• **ACTIVITY**: Output the entries exactly.

• **INPUT FOR THIS TASK**:
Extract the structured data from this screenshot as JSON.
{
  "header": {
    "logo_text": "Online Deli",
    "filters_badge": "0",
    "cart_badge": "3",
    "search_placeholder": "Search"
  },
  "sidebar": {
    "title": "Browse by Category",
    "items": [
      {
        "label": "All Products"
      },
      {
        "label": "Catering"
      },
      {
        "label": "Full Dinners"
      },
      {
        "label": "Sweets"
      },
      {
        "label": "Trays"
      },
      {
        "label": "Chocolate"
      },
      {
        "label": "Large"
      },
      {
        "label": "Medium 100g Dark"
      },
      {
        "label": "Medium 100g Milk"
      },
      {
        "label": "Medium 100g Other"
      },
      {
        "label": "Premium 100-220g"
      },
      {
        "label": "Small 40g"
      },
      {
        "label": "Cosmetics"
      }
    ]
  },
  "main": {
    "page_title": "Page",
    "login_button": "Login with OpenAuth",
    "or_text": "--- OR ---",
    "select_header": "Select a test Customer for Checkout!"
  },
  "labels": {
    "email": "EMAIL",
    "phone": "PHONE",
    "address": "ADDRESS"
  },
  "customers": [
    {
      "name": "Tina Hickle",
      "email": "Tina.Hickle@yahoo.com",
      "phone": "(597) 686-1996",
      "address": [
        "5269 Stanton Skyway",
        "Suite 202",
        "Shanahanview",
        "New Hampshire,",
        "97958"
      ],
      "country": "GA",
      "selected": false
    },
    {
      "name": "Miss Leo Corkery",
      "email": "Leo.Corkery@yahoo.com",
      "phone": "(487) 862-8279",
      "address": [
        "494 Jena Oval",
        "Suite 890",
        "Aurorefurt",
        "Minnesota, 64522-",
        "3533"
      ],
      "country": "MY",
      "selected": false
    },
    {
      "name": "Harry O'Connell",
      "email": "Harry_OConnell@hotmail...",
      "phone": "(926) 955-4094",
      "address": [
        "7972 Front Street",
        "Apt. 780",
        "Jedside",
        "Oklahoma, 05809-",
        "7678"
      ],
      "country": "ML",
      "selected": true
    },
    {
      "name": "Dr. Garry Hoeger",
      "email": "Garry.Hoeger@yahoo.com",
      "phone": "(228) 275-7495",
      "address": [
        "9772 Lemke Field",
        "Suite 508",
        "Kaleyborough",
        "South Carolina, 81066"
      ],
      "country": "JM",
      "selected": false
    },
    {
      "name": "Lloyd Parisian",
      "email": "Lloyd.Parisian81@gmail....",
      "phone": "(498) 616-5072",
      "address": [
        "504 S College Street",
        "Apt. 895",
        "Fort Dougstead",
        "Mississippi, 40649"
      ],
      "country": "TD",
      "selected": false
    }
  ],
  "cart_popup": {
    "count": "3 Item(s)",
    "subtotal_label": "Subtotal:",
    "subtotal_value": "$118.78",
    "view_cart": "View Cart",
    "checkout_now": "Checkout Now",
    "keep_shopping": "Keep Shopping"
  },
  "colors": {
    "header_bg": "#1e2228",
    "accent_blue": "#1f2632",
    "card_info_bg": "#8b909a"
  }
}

• **RESULT OF THE TASK**:
Extract the structured data from this screenshot as JSON.
{
  "header": {
    "logo_text": "Online Deli",
    "filters_badge": "0",
    "cart_badge": "3",
    "search_placeholder": "Search"
  },
  "sidebar": {
    "title": "Browse by Category",
    "items": [
      {
        "label": "All Products"
      },
      {
        "label": "Catering"
      },
      {
        "label": "Full Dinners"
      },
      {
        "label": "Sweets"
      },
      {
        "label": "Trays"
      },
      {
        "label": "Chocolate"
      },
      {
        "label": "Large"
      },
      {
        "label": "Medium 100g Dark"
      },
      {
        "label": "Medium 100g Milk"
      },
      {
        "label": "Medium 100g Other"
      },
      {
        "label": "Premium 100-220g"
      },
      {
        "label": "Small 40g"
      },
      {
        "label": "Cosmetics"
      }
    ]
  },
  "main": {
    "page_title": "Page",
    "login_button": "Login with OpenAuth",
    "or_text": "--- OR ---",
    "select_header": "Select a test Customer for Checkout!"
  },
  "labels": {
    "email": "EMAIL",
    "phone": "PHONE",
    "address": "ADDRESS"
  },
  "customers": [
    {
      "name": "Tina Hickle",
      "email": "Tina.Hickle@yahoo.com",
      "phone": "(597) 686-1996",
      "address": [
        "5269 Stanton Skyway",
        "Suite 202",
        "Shanahanview",
        "New Hampshire,",
        "97958"
      ],
      "country": "GA",
      "selected": false
    },
    {
      "name": "Miss Leo Corkery",
      "email": "Leo.Corkery@yahoo.com",
      "phone": "(487) 862-8279",
      "address": [
        "494 Jena Oval",
        "Suite 890",
        "Aurorefurt",
        "Minnesota, 64522-",
        "3533"
      ],
      "country": "MY",
      "selected": false
    },
    {
      "name": "Harry O'Connell",
      "email": "Harry_OConnell@hotmail...",
      "phone": "(926) 955-4094",
      "address": [
        "7972 Front Street",
        "Apt. 780",
        "Jedside",
        "Oklahoma, 05809-",
        "7678"
      ],
      "country": "ML",
      "selected": true
    },
    {
      "name": "Dr. Garry Hoeger",
      "email": "Garry.Hoeger@yahoo.com",
      "phone": "(228) 275-7495",
      "address": [
        "9772 Lemke Field",
        "Suite 508",
        "Kaleyborough",
        "South Carolina, 81066"
      ],
      "country": "JM",
      "selected": false
    },
    {
      "name": "Lloyd Parisian",
      "email": "Lloyd.Parisian81@gmail....",
      "phone": "(498) 616-5072",
      "address": [
        "504 S College Street",
        "Apt. 895",
        "Fort Dougstead",
        "Mississippi, 40649"
      ],
      "country": "TD",
      "selected": false
    }
  ],
  "cart_popup": {
    "count": "3 Item(s)",
    "subtotal_label": "Subtotal:",
    "subtotal_value": "$118.78",
    "view_cart": "View Cart",
    "checkout_now": "Checkout Now",
    "keep_shopping": "Keep Shopping"
  },
  "colors": {
    "header_bg": "#1e2228",
    "accent_blue": "#1f2632",
    "card_info_bg": "#8b909a"
  }
}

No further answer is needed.